CWRU Carnevale

Pictures online now!

Hope everyone is ready for Carnevale next semester!

We are in the process of submitting USG Mass Funding so that Carnevale can rock!

Sponsored by
La Dolce Vita Restraunt, Mama Santa's, Murray Hill Market, Valentino's, La Pizzeria, and Corbo's!

Carnevale History

     The word carnival (Italian: carnevale) possibly comes from the Latin carnem levare or carnelevarium, which means to take away or remove meat!. A more probable etymology for the word carnevale may be derived from the Latin carne + vale, meaning "farewell to meat". Developed around the Roman Catholic festival of Lent (Quaresima - derived from the Latin term Quadragesima, or "the forty days"), carnevale was associated with the pre-Lenten festivals practiced on and around Martedí Grasso (Shrove Tuesday) or Mardi Gras (trans. Fat Tuesday).

    Traditionally, the forty days in Lent would mark a season of sorrowful reflection, fasting and abstinence from fruit, eggs, meat and dairy products. Although carnevale is first mentioned in documented sources in 1092 during the Dogate of Vitale Falier, the history of Venetian carnival is thought to have originated from an annual celebration of Doge Vitale Michieli II's victory over Ulrich II of Treven, Patriarch of Aquileia in 1162. Ulrich II was taken prisoner together with 12 vassals who were allied to the feudal Friulians in a rebellion against the Republic's (Italian: Serenissima Repubblica di Venezia) control over the territory of Grado.

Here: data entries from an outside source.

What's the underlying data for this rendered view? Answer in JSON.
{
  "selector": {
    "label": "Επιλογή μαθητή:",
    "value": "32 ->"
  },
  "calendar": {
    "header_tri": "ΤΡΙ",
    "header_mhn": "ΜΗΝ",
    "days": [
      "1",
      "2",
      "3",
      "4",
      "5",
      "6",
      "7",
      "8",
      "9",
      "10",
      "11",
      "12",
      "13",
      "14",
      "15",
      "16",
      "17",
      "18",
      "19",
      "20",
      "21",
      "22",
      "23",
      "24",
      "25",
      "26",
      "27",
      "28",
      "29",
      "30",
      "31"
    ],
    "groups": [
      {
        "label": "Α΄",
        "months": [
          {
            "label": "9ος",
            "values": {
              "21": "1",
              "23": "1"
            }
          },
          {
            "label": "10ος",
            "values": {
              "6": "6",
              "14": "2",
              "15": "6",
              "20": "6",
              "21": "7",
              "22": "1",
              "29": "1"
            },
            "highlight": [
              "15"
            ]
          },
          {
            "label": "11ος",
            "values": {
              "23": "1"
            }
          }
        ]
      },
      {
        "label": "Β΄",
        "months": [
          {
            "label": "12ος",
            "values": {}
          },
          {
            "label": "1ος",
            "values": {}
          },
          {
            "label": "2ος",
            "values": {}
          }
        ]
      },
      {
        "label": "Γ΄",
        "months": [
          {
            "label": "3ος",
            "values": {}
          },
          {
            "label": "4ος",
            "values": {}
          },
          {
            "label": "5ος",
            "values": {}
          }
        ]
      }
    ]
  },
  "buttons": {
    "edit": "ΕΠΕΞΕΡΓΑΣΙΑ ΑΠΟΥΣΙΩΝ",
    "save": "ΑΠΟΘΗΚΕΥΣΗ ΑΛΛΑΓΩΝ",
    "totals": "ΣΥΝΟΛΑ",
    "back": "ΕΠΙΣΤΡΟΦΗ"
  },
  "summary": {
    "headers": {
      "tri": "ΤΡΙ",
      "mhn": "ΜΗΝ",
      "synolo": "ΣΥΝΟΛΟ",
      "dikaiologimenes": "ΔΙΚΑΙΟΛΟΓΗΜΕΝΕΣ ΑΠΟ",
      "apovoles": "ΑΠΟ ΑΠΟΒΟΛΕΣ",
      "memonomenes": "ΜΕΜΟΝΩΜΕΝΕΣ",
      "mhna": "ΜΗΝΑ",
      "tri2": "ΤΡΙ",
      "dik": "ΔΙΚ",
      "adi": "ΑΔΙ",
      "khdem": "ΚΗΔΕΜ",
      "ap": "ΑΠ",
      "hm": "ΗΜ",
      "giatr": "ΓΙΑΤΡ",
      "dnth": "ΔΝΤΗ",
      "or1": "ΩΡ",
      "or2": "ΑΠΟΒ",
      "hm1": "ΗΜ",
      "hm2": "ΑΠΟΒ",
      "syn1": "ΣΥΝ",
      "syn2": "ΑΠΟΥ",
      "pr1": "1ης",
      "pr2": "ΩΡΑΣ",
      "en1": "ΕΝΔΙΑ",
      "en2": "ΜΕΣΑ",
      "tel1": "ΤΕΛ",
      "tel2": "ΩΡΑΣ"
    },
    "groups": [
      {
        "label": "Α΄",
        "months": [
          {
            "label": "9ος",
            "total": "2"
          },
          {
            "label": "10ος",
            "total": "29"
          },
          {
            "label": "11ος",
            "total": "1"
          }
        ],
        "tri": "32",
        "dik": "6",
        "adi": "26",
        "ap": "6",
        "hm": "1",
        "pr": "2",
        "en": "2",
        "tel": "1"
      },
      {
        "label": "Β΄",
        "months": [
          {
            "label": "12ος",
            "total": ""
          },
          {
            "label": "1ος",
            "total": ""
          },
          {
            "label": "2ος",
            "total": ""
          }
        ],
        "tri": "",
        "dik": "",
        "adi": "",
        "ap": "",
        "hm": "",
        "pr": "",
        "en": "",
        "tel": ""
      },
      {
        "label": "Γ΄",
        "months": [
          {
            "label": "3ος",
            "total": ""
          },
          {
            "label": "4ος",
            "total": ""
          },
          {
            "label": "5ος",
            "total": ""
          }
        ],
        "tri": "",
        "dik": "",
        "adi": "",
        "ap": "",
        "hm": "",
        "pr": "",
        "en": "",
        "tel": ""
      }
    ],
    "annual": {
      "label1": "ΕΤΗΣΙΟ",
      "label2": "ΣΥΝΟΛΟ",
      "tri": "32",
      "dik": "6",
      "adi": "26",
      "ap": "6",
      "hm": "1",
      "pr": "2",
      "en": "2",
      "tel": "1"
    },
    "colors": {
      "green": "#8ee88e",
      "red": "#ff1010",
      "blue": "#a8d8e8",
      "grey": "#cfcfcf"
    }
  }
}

Ulric was eventually released on the condition that he pay an annual tribute to Venice in the form of 12 loaves of bread, 12 pigs and 1 bull. During this period a tradition began of slaughtering a bull (representing Ulric) and 12 pigs in the Piazza di San Marco around Shrove Thursday (Veneziano: Zioba Grasso) to commemorate the victory. The first documented sources, mentioning the use of masks in Venice can be found as far back as the 13th centaury. The document describes the the practice of masked men throwing scented eggs at ladies and its prohibition by the council (Venetian Laws, 1268 May).
source: Mask Shop